Small businesses in Britain are thought to be owed more than £55bn in late invoices, and while the Government is looking into ways to address this, the problem is unlikely to be dealt with any time soon. This week Diageo was in the spotlight after changing its payment terms from 60 to 90 days. While there's no suggestion that the drinks giant is paying its suppliers late, it's just the latest in a line of stories highlighting the controversial nature of this issue.
So how can you make sure you get your due without damaging your relationship with a client? MT spoke with Philip King, a former credit manager for Vodafone and the chief executive of the Chartered Institute of Credit Management, and John Kilbey, a senior adviser at the Forum of Private Business, to get their advice on how to hurry customers along.

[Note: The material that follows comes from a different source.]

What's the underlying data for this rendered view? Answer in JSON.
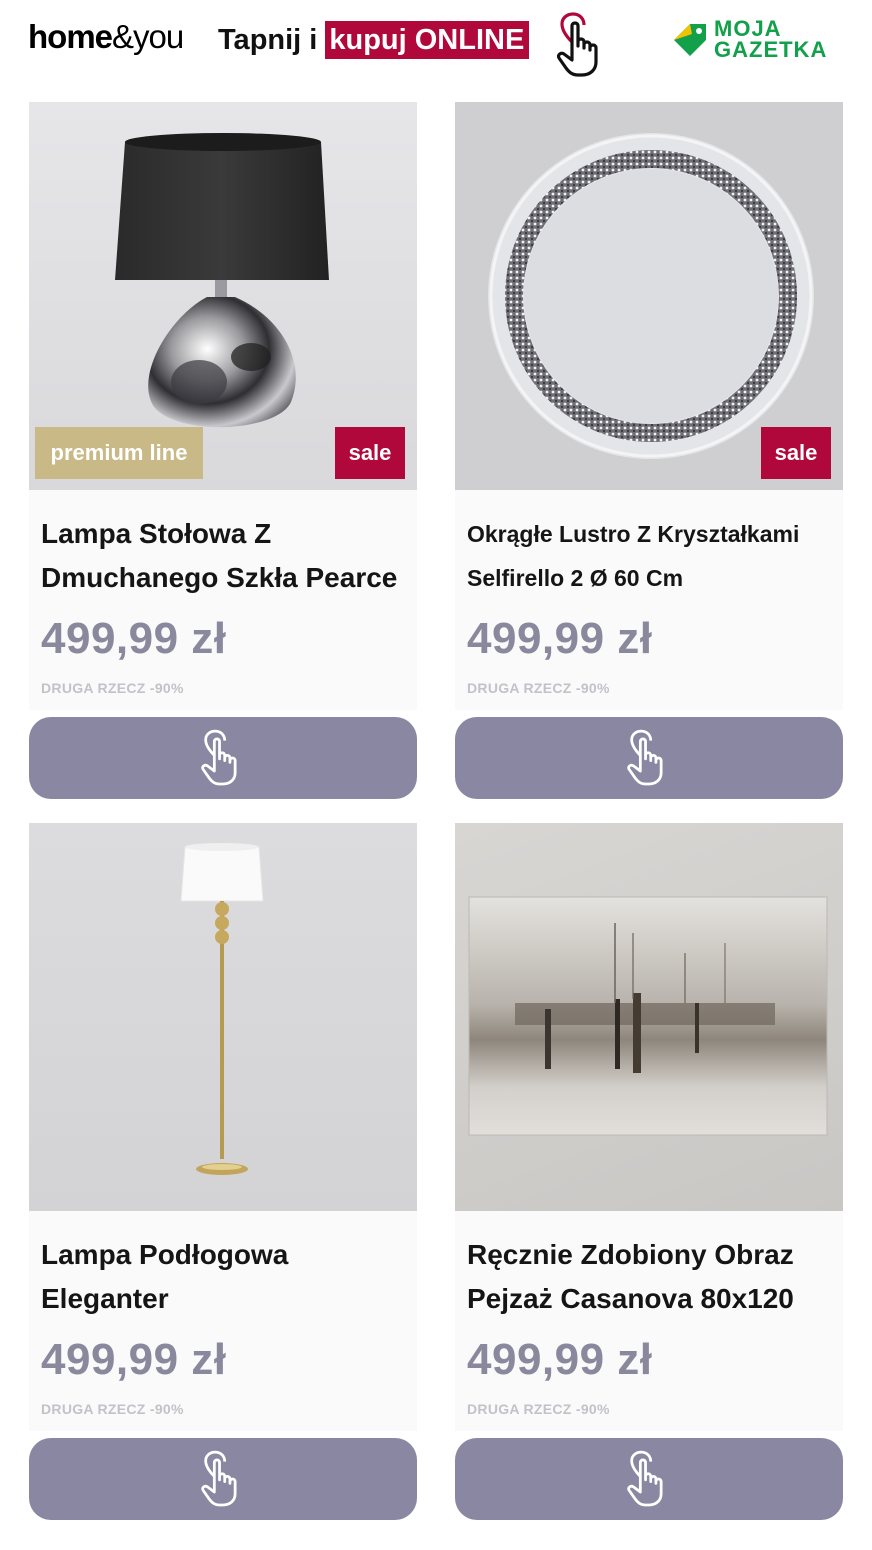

Do your homework
Much of the work you can do to ensure you get paid needs to be done in advance – not useful information if you're currently chasing payment, but something to remember for next time. First of all you need to know if you should be doing business with your customer at all.
King says that credit checks are vital to ensue you don't end up in a stitch. 'If you don’t know who you're dealing with and whether they are able to pay you then you are heading for a potential downfall,' he says. 'Credit checks allow you to at least get a flavour of how a business is, and most credit referencing agencies now have payment experience data that they share.'
Be sure to clarify exactly what your payment terms are in advance – a nod and a wink aren't enough and there's not a lot of recourse if nothing has been agreed and things go wrong.
Kilbey says, 'It’s dangerous to assume that a customer will pay on time within your standard period and you should make it clear from the start when you want to get paid, by establishing clear payment terms from the start and getting your customers to agree to these and penalties, in writing.'
Get your invoices right
Don't give a big client any excuse for not paying when they should. Double check if there are any particular things you need to include on the invoice, such as an order number, and find out where you need to send it – even if you're dealing with someone at an office local to you, the company's administrative staff could be somewhere else entirely. It should go without saying that you should send the invoice off as quickly as you can.
Asking for it
If your money hasn't arrived then it's no good sitting around waiting and seeing if it might show up by itself.
'I talk to far too many small businesses who say "well I thought it would arrive, I was hoping it would arrive, and I didn’t really want to ring up and ask",' King says. 'Generally money doesn’t arrive without some sort of activity – either getting the process right all the way through so it happens as a matter of course, or not being embarrassed about asking for it.'
'My line is always this: "If you ordered something then you wouldn't not ring up when the goods didn’t arrive, so why would you not ring up when the payment doesn’t arrive?" – it’s the other side of the equation.'
It's easy to get shirty when people are withholding what's yours, but King says it's important to remain professional. He adds that a good way to hurry things along can be to get in touch with your original contact within the organisation rather than just dealing with the accounts receivable department – if you've got a strong relationship with a buyer then they can be a useful internal advocate for you.
If a client does overshoot the agreed payment deadline then you're well within your rights to charge late fees. Some people think this is only an option when things have really broken down as they don't want to prevent themselves from getting future business. Kilbey says that as the law stands at the moment, 'small firms remain in a weak position when it comes to charging interest.' King says that's not always the case though.
'I know a couple of small businesses who just raise a late payment invoice as soon as the payment hasn’t been received and just send it, and that has the effect of galvanising people to think about it and take it seriously,' he says. 'If you tell them in advance that you're going to do that then its not a surprise to them and it helps to get your invoice to the top of the tree.'
Legal action: the last resort
Delayed payments can play havoc with your cash flow, but don't pick up the phone to your lawyer too early as it's unlikely you will be able to deal with the client again. 'Legal recourse is really a final option, when the relationship with the company has completely broken down and you are not looking to continue doing business in the future,' says Kilbey.
If all else fails and you don't want to pay the legal costs of pursuing a claim then you can always try embarassing your customer into paying. Visiting their offices and telling the receptionist you are waiting there for your cash might just get you kicked out but might just do the trick. Don't expect to do business with them again though.